I joined the Scouts from Squirrels when I was four and have chalked up 14 years' service. As an Explorer Scout, I meet up with my pack every two weeks and we can end up going anywhere and doing anything - karting, hiking, Belfast Giants games and camping. I also help on a weekly basis with my Group's Cub Pack.
At Scouts you have to be up for anything. I have learned many practical skills, like cooking and first aid. Scouts love the outdoors and I love camping, and being at the campfire. We regularly meet with a group of members of similar ages and all take part in different activities, which are decided and organised by the young people. It's a great time to catch up with old friends and have fun doing so.
Belonging to a worldwide organisation makes me very proud. I intend to become a leader when I turn 18 in September. I have learned so many skills which have helped me challenge myself and others to achieve goals and tasks, regardless of ability, race, religion or political views. I hope to inspire this in others.
I climbed Ben Nevis when I was a young Scout and I have never forgotten the sense of achievement. I attended my first International Jamboree, in Punchestown, Ireland, when I was nine. There were so many Scouts of all different ages all involved in the camp.
Waking up in a cold uncomfortable tent may seem unpleasant to others, but I have some very happy memories of that from Scout camps.
Last year, I saw an invite for Scouts to join an expedition to the Highlands in Scotland and I went with a group from Co Down and made lots of new friends.
You soon get to know each other when you're hiking together in a remote place.
Scouting can lead to romance sometimes. My Cub leader met her partner through Scouts - they holiday together every year by volunteering at Jamborees. My Scout leader also married a fellow scout and they even brought their baby to a Jamboree.
As part of the Jamboree, we'll visit Tokyo and also live with a host family for a few days for what scouts call Ho Ho (home hospitality). It's an opportunity to fully experience the Japanese culture."
‘It’s no longer a male-dominated organisation’
Jordan Leinster (17), from Ballymena, attends Ballymena Academy and is a member of 3rd Ballymena West Church Explorer Scouts. He says:
I met one of my heroes, Bear Grylls, thanks to the Scouts, albeit briefly, at a Scout camp in Bangor. That has been one of the highlights, as well as being selected to go to Japan for the 23rd World Scout Jamboree this year. I don't believe that Scouting has toughened me up, despite the fact I've won the troop's outdoor experience competitions twice, and district's first aid competition.

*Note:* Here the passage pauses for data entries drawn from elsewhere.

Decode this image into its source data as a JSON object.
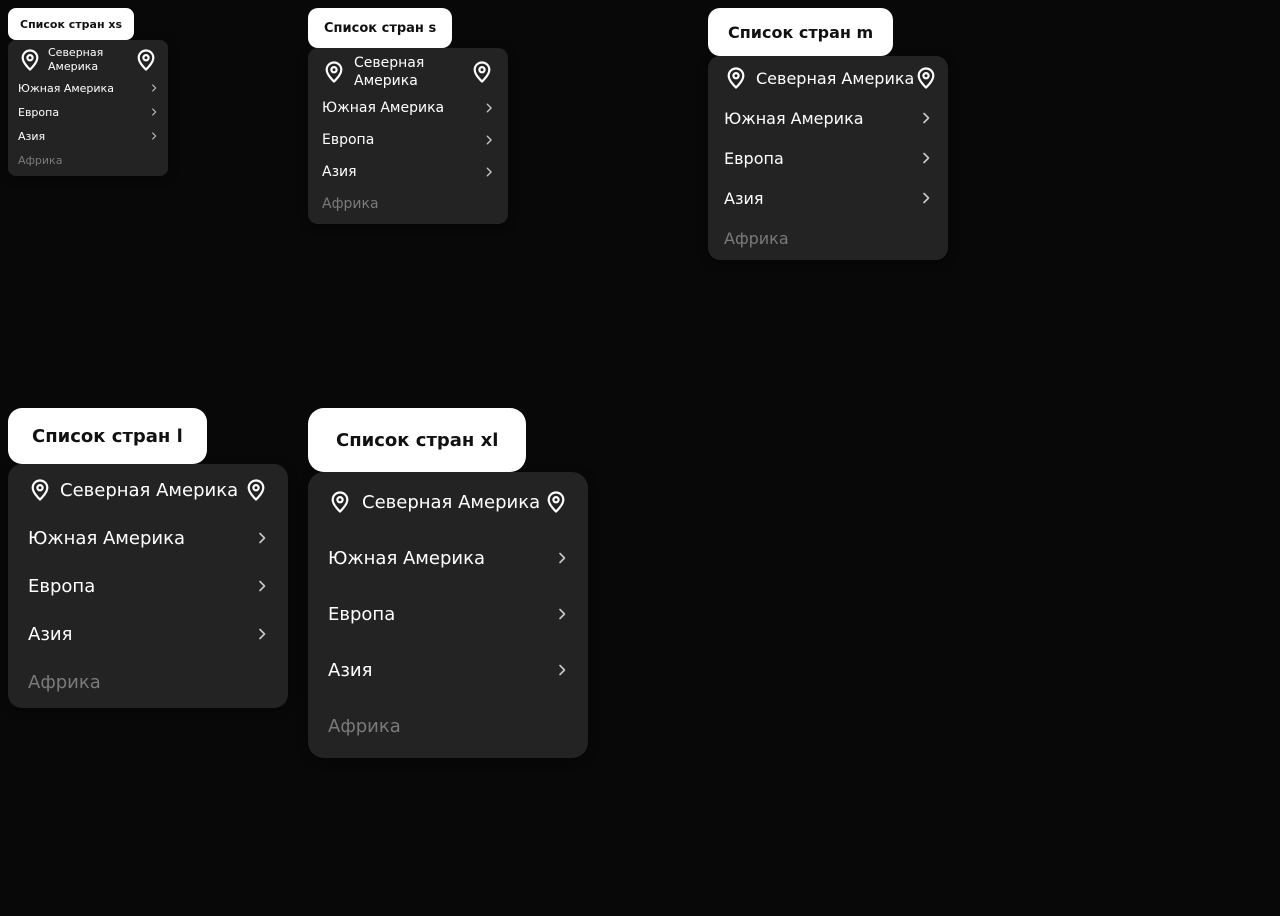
{
  "colors": {
    "background": "#080808",
    "menu_background": "#232323",
    "trigger_background": "#ffffff",
    "text": "#ffffff",
    "disabled_text": "#7a7a7a"
  },
  "variants": {
    "xs": {
      "trigger_label": "Список стран xs",
      "items": [
        {
          "label": "Северная Америка",
          "left_icon": "location-pin-icon",
          "right_icon": "location-pin-icon"
        },
        {
          "label": "Южная Америка",
          "right_icon": "chevron-right-icon"
        },
        {
          "label": "Европа",
          "right_icon": "chevron-right-icon"
        },
        {
          "label": "Азия",
          "right_icon": "chevron-right-icon"
        },
        {
          "label": "Африка",
          "disabled": true
        }
      ]
    },
    "s": {
      "trigger_label": "Список стран s",
      "items": [
        {
          "label": "Северная Америка",
          "left_icon": "location-pin-icon",
          "right_icon": "location-pin-icon"
        },
        {
          "label": "Южная Америка",
          "right_icon": "chevron-right-icon"
        },
        {
          "label": "Европа",
          "right_icon": "chevron-right-icon"
        },
        {
          "label": "Азия",
          "right_icon": "chevron-right-icon"
        },
        {
          "label": "Африка",
          "disabled": true
        }
      ]
    },
    "m": {
      "trigger_label": "Список стран m",
      "items": [
        {
          "label": "Северная Америка",
          "left_icon": "location-pin-icon",
          "right_icon": "location-pin-icon"
        },
        {
          "label": "Южная Америка",
          "right_icon": "chevron-right-icon"
        },
        {
          "label": "Европа",
          "right_icon": "chevron-right-icon"
        },
        {
          "label": "Азия",
          "right_icon": "chevron-right-icon"
        },
        {
          "label": "Африка",
          "disabled": true
        }
      ]
    },
    "l": {
      "trigger_label": "Список стран l",
      "items": [
        {
          "label": "Северная Америка",
          "left_icon": "location-pin-icon",
          "right_icon": "location-pin-icon"
        },
        {
          "label": "Южная Америка",
          "right_icon": "chevron-right-icon"
        },
        {
          "label": "Европа",
          "right_icon": "chevron-right-icon"
        },
        {
          "label": "Азия",
          "right_icon": "chevron-right-icon"
        },
        {
          "label": "Африка",
          "disabled": true
        }
      ]
    },
    "xl": {
      "trigger_label": "Список стран xl",
      "items": [
        {
          "label": "Северная Америка",
          "left_icon": "location-pin-icon",
          "right_icon": "location-pin-icon"
        },
        {
          "label": "Южная Америка",
          "right_icon": "chevron-right-icon"
        },
        {
          "label": "Европа",
          "right_icon": "chevron-right-icon"
        },
        {
          "label": "Азия",
          "right_icon": "chevron-right-icon"
        },
        {
          "label": "Африка",
          "disabled": true
        }
      ]
    }
  }
}
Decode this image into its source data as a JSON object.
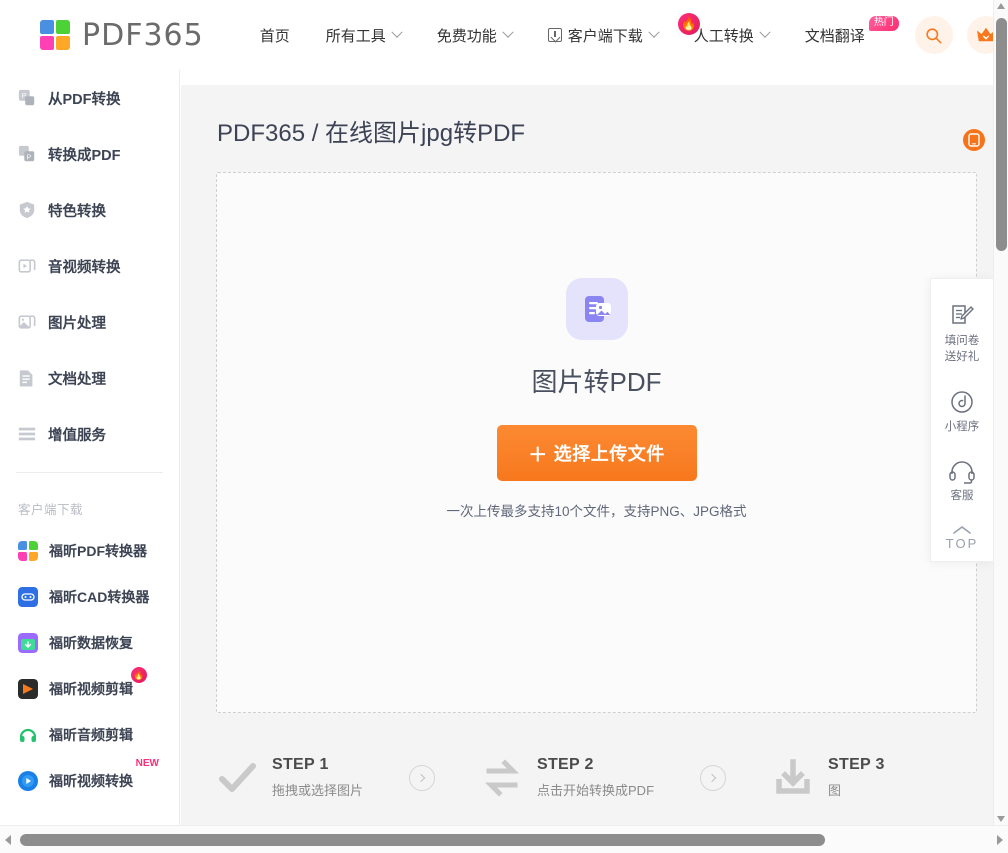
{
  "header": {
    "logo_text": "PDF365",
    "logo_colors": [
      "#4a90e2",
      "#4cd137",
      "#ff3fb4",
      "#ffa726"
    ],
    "nav": [
      {
        "label": "首页",
        "caret": false,
        "pre_icon": null,
        "badge": null
      },
      {
        "label": "所有工具",
        "caret": true,
        "pre_icon": null,
        "badge": null
      },
      {
        "label": "免费功能",
        "caret": true,
        "pre_icon": null,
        "badge": null
      },
      {
        "label": "客户端下载",
        "caret": true,
        "pre_icon": "download-box-icon",
        "badge": null
      },
      {
        "label": "人工转换",
        "caret": true,
        "pre_icon": null,
        "badge": "fire"
      },
      {
        "label": "文档翻译",
        "caret": false,
        "pre_icon": null,
        "badge": "热门"
      }
    ],
    "search_icon": "search-icon",
    "vip_icon": "crown-icon",
    "accent": "#f7781d"
  },
  "sidebar": {
    "items": [
      {
        "label": "从PDF转换",
        "icon": "from-pdf-icon"
      },
      {
        "label": "转换成PDF",
        "icon": "to-pdf-icon"
      },
      {
        "label": "特色转换",
        "icon": "shield-star-icon"
      },
      {
        "label": "音视频转换",
        "icon": "media-icon"
      },
      {
        "label": "图片处理",
        "icon": "image-icon"
      },
      {
        "label": "文档处理",
        "icon": "document-icon"
      },
      {
        "label": "增值服务",
        "icon": "list-icon"
      }
    ],
    "section_title": "客户端下载",
    "apps": [
      {
        "label": "福昕PDF转换器",
        "icon": "foxit-pdf-icon",
        "badge": null
      },
      {
        "label": "福昕CAD转换器",
        "icon": "foxit-cad-icon",
        "badge": null
      },
      {
        "label": "福昕数据恢复",
        "icon": "foxit-recovery-icon",
        "badge": null
      },
      {
        "label": "福昕视频剪辑",
        "icon": "foxit-video-edit-icon",
        "badge": "fire"
      },
      {
        "label": "福昕音频剪辑",
        "icon": "foxit-audio-edit-icon",
        "badge": null
      },
      {
        "label": "福昕视频转换",
        "icon": "foxit-video-convert-icon",
        "badge": "NEW"
      }
    ]
  },
  "main": {
    "page_title": "PDF365 / 在线图片jpg转PDF",
    "mobile_icon": "mobile-icon",
    "dropzone": {
      "icon": "image-to-pdf-icon",
      "title": "图片转PDF",
      "button_label": "选择上传文件",
      "button_plus": "＋",
      "hint": "一次上传最多支持10个文件，支持PNG、JPG格式"
    },
    "steps": [
      {
        "title": "STEP 1",
        "subtitle": "拖拽或选择图片",
        "icon": "check-icon"
      },
      {
        "title": "STEP 2",
        "subtitle": "点击开始转换成PDF",
        "icon": "convert-arrows-icon"
      },
      {
        "title": "STEP 3",
        "subtitle": "图",
        "icon": "download-icon"
      }
    ]
  },
  "float_panel": {
    "items": [
      {
        "label": "填问卷\n送好礼",
        "icon": "survey-pencil-icon"
      },
      {
        "label": "小程序",
        "icon": "miniprogram-icon"
      },
      {
        "label": "客服",
        "icon": "headset-icon"
      }
    ],
    "top_label": "TOP",
    "top_icon": "chevron-up-icon"
  },
  "scrollbars": {
    "vertical": {
      "thumb_color": "#8d8d8d"
    },
    "horizontal": {
      "thumb_color": "#8d8d8d"
    }
  }
}
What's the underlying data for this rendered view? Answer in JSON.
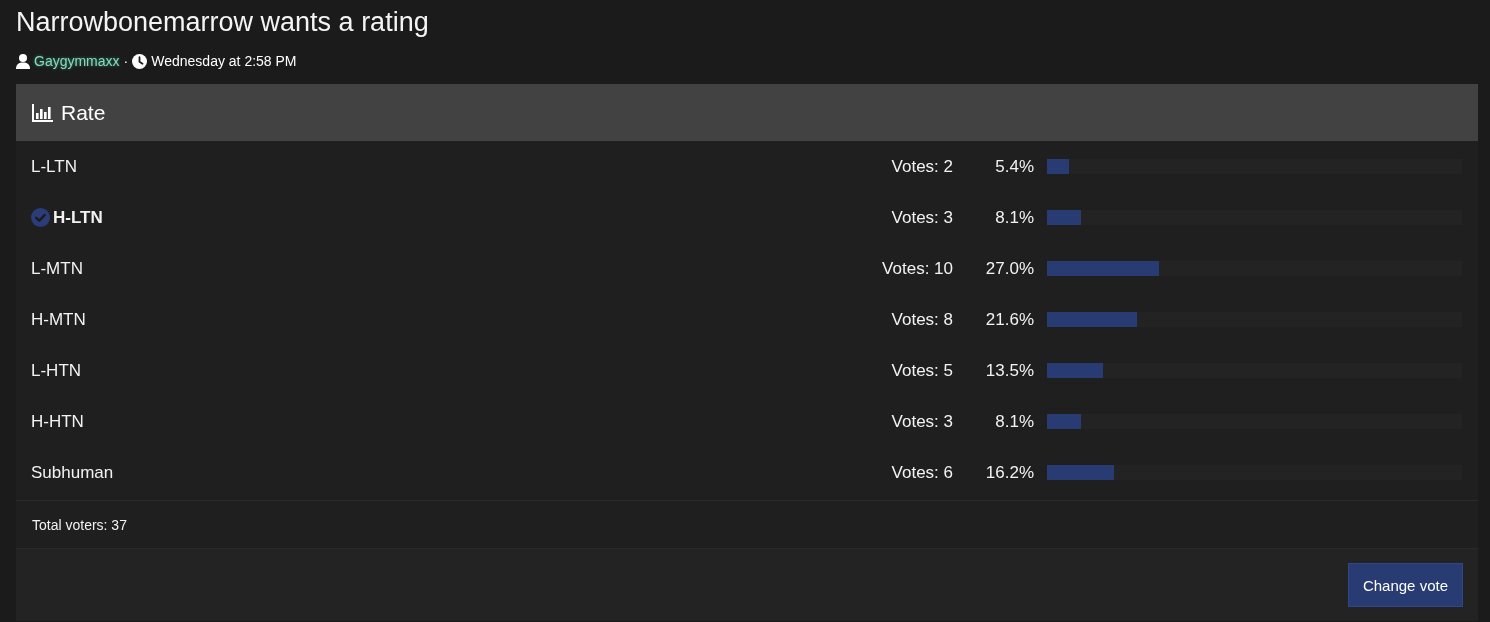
{
  "thread": {
    "title": "Narrowbonemarrow wants a rating",
    "author": "Gaygymmaxx",
    "separator": "·",
    "date": "Wednesday at 2:58 PM"
  },
  "poll": {
    "title": "Rate",
    "options": [
      {
        "label": "L-LTN",
        "votes": "Votes: 2",
        "percent": "5.4%",
        "level": 0.054,
        "selected": false
      },
      {
        "label": "H-LTN",
        "votes": "Votes: 3",
        "percent": "8.1%",
        "level": 0.081,
        "selected": true
      },
      {
        "label": "L-MTN",
        "votes": "Votes: 10",
        "percent": "27.0%",
        "level": 0.27,
        "selected": false
      },
      {
        "label": "H-MTN",
        "votes": "Votes: 8",
        "percent": "21.6%",
        "level": 0.216,
        "selected": false
      },
      {
        "label": "L-HTN",
        "votes": "Votes: 5",
        "percent": "13.5%",
        "level": 0.135,
        "selected": false
      },
      {
        "label": "H-HTN",
        "votes": "Votes: 3",
        "percent": "8.1%",
        "level": 0.081,
        "selected": false
      },
      {
        "label": "Subhuman",
        "votes": "Votes: 6",
        "percent": "16.2%",
        "level": 0.162,
        "selected": false
      }
    ],
    "total": "Total voters: 37",
    "button": "Change vote"
  }
}
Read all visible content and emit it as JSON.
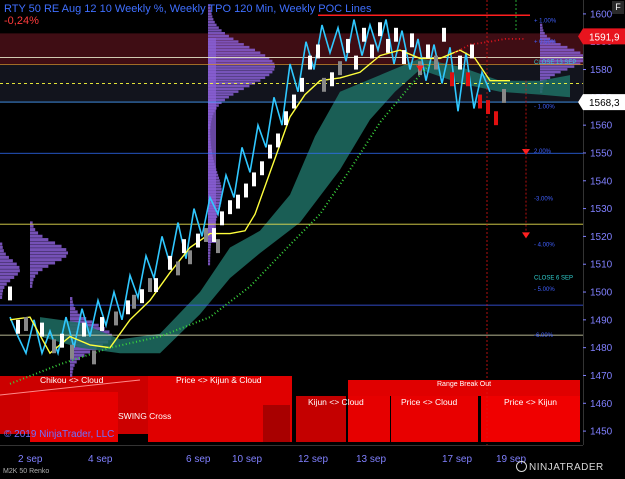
{
  "header": {
    "title": "RTY 50 RE Aug 12 10 Weekly %, Weekly TPO 120 Min, Weekly POC Lines",
    "change_pct": "-0,24%",
    "copyright": "© 2019 NinjaTrader, LLC",
    "instrument_label": "M2K 50 Renko",
    "logo_text": "NINJATRADER",
    "corner_badge": "F"
  },
  "colors": {
    "background": "#000000",
    "axis_text": "#8080ff",
    "price_tag_red": "#e8141e",
    "tenkan_line": "#ffff3c",
    "kijun_line": "#30c8ff",
    "cloud": "#1f6e64",
    "dotted_ma": "#39d23c",
    "dotted_red": "#e6141e",
    "tpo_profile": "#8a5fd6",
    "signal_box": "#e60000"
  },
  "chart_data": {
    "type": "candlestick",
    "y_axis": {
      "min": 1445,
      "max": 1605,
      "ticks": [
        1450,
        1460,
        1470,
        1480,
        1490,
        1500,
        1510,
        1520,
        1530,
        1540,
        1550,
        1560,
        1570,
        1580,
        1590,
        1600
      ],
      "side": "right"
    },
    "x_ticks": [
      "2 sep",
      "4 sep",
      "6 sep",
      "10 sep",
      "12 sep",
      "13 sep",
      "17 sep",
      "19 sep"
    ],
    "current_price_tags": [
      {
        "label": "1591,9",
        "value": 1591.9,
        "style": "red"
      },
      {
        "label": "1568,3",
        "value": 1568.3,
        "style": "white"
      }
    ],
    "level_labels": [
      {
        "text": "+ 1.00%",
        "value": 1598
      },
      {
        "text": "+ 0.50%",
        "value": 1590.5
      },
      {
        "text": "CLOSE 13 SEP",
        "value": 1583
      },
      {
        "text": "- 1.00%",
        "value": 1567
      },
      {
        "text": "2.00%",
        "value": 1551
      },
      {
        "text": "-3.00%",
        "value": 1534
      },
      {
        "text": "- 4.00%",
        "value": 1517.5
      },
      {
        "text": "CLOSE 6 SEP",
        "value": 1505.5
      },
      {
        "text": "- 5.00%",
        "value": 1501.5
      },
      {
        "text": "-6.00%",
        "value": 1485
      }
    ],
    "horizontal_levels": [
      1584.3,
      1581.8,
      1568.3,
      1549.9,
      1524.4,
      1495.3,
      1484.5,
      1575
    ],
    "signal_labels": [
      "Chikou <> Cloud",
      "Price <> Kijun & Cloud",
      "SWING Cross",
      "Range Break Out",
      "Kijun <> Cloud",
      "Price <> Cloud",
      "Price <> Kijun"
    ]
  }
}
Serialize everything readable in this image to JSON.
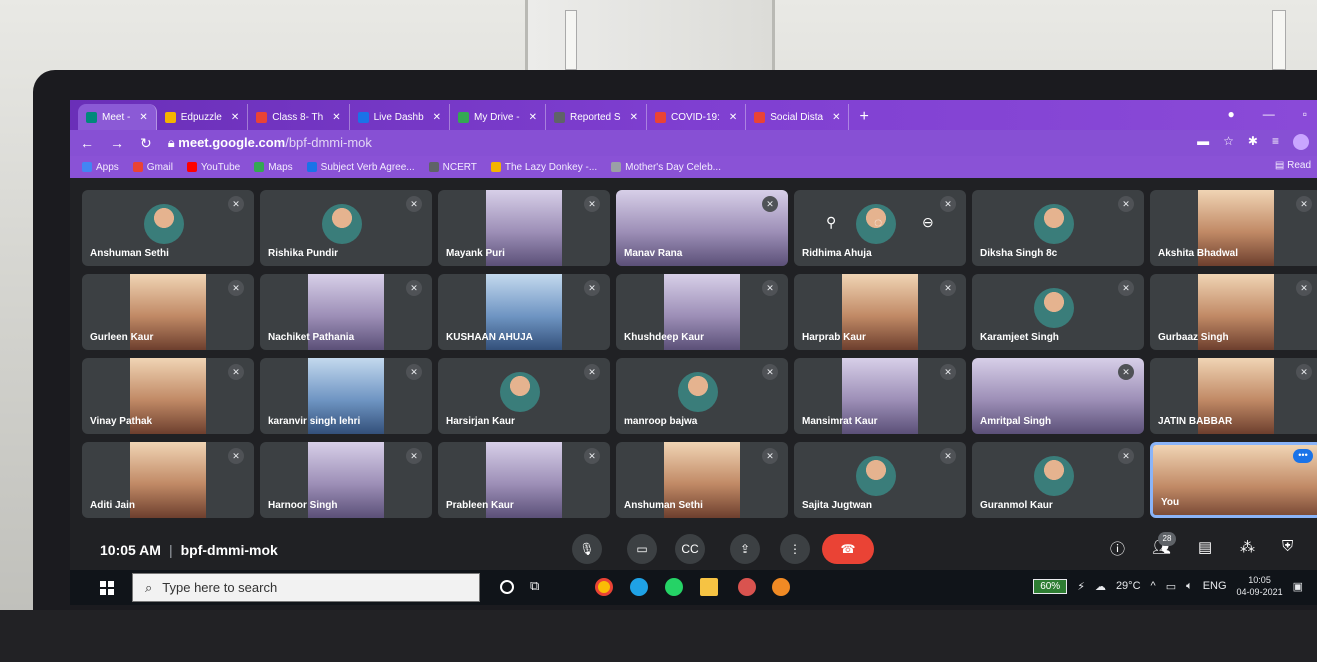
{
  "tabs": [
    {
      "label": "Meet - ",
      "color": "#00897b",
      "active": true
    },
    {
      "label": "Edpuzzle",
      "color": "#f4b400"
    },
    {
      "label": "Class 8- Th",
      "color": "#ea4335"
    },
    {
      "label": "Live Dashb",
      "color": "#1a73e8"
    },
    {
      "label": "My Drive - ",
      "color": "#34a853"
    },
    {
      "label": "Reported S",
      "color": "#5f6368"
    },
    {
      "label": "COVID-19: ",
      "color": "#ea4335"
    },
    {
      "label": "Social Dista",
      "color": "#ea4335"
    }
  ],
  "address": {
    "host": "meet.google.com",
    "path": "/bpf-dmmi-mok"
  },
  "bookmarks": [
    {
      "label": "Apps",
      "color": "#4285f4"
    },
    {
      "label": "Gmail",
      "color": "#ea4335"
    },
    {
      "label": "YouTube",
      "color": "#ff0000"
    },
    {
      "label": "Maps",
      "color": "#34a853"
    },
    {
      "label": "Subject Verb Agree...",
      "color": "#1a73e8"
    },
    {
      "label": "NCERT",
      "color": "#5f6368"
    },
    {
      "label": "The Lazy Donkey -...",
      "color": "#f4b400"
    },
    {
      "label": "Mother's Day Celeb...",
      "color": "#9aa0a6"
    }
  ],
  "reading_list": "Read",
  "participants": [
    {
      "name": "Anshuman Sethi",
      "kind": "avatar"
    },
    {
      "name": "Rishika Pundir",
      "kind": "avatar"
    },
    {
      "name": "Mayank Puri",
      "kind": "video"
    },
    {
      "name": "Manav Rana",
      "kind": "video-wide"
    },
    {
      "name": "Ridhima Ahuja",
      "kind": "avatar"
    },
    {
      "name": "Diksha Singh 8c",
      "kind": "avatar"
    },
    {
      "name": "Akshita Bhadwal",
      "kind": "video-warm"
    },
    {
      "name": "Gurleen Kaur",
      "kind": "video-warm"
    },
    {
      "name": "Nachiket Pathania",
      "kind": "video"
    },
    {
      "name": "KUSHAAN AHUJA",
      "kind": "video-blue"
    },
    {
      "name": "Khushdeep Kaur",
      "kind": "video"
    },
    {
      "name": "Harprab Kaur",
      "kind": "video-warm"
    },
    {
      "name": "Karamjeet Singh",
      "kind": "avatar"
    },
    {
      "name": "Gurbaaz Singh",
      "kind": "video-warm"
    },
    {
      "name": "Vinay Pathak",
      "kind": "video-warm"
    },
    {
      "name": "karanvir singh lehri",
      "kind": "video-blue"
    },
    {
      "name": "Harsirjan Kaur",
      "kind": "avatar"
    },
    {
      "name": "manroop bajwa",
      "kind": "avatar"
    },
    {
      "name": "Mansimrat Kaur",
      "kind": "video"
    },
    {
      "name": "Amritpal Singh",
      "kind": "video-wide"
    },
    {
      "name": "JATIN BABBAR",
      "kind": "video-warm"
    },
    {
      "name": "Aditi Jain",
      "kind": "video-warm"
    },
    {
      "name": "Harnoor Singh",
      "kind": "video"
    },
    {
      "name": "Prableen Kaur",
      "kind": "video"
    },
    {
      "name": "Anshuman Sethi",
      "kind": "video-warm"
    },
    {
      "name": "Sajita Jugtwan",
      "kind": "avatar"
    },
    {
      "name": "Guranmol Kaur",
      "kind": "avatar"
    },
    {
      "name": "You",
      "kind": "self"
    }
  ],
  "meeting": {
    "time": "10:05 AM",
    "code": "bpf-dmmi-mok",
    "people_count": "28"
  },
  "taskbar": {
    "search_placeholder": "Type here to search",
    "battery": "60%",
    "temperature": "29°C",
    "language": "ENG",
    "time": "10:05",
    "date": "04-09-2021"
  }
}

I do believe that it has prepared me better for life, work and social experiences. Scouts has taught me to have respect for people and different cultures. I've also learned practical outdoor skills such as map reading, camping, knot tying, cooking, canoeing, rock climbing and abseiling.
I started in the Beavers at six, which I enjoyed, progressing to the Cubs at eight. I moved into the Scouts at 10, and Explorer Scouts at 15.
My Scout group meets at 3rd Ballymena West Church, every Friday night during the school term.
We take part in lots of organised activities and camps throughout the year, doing activities such as go-karting, canoeing, orienteering, backwoods cooking, badge work, Chief Scout Awards, Queen Scout Awards and the Duke of Edinburgh Awards.
Since joining the Scouts, I have made lifelong friendships with people in the UK and Ireland, and with the World Jamboree, I will form more friendships within the Scouting fraternity.
Scouting has changed with the times - it's no longer a male-dominated organisation, and now has many female members. And given that the organisation has now brought together boys and girls with similar objectives and interests, romance can happen too."
The World Scout Jamboree takes place from next Tuesday, July 28 until Saturday, August 8. Visit www.scoutsni.com for more information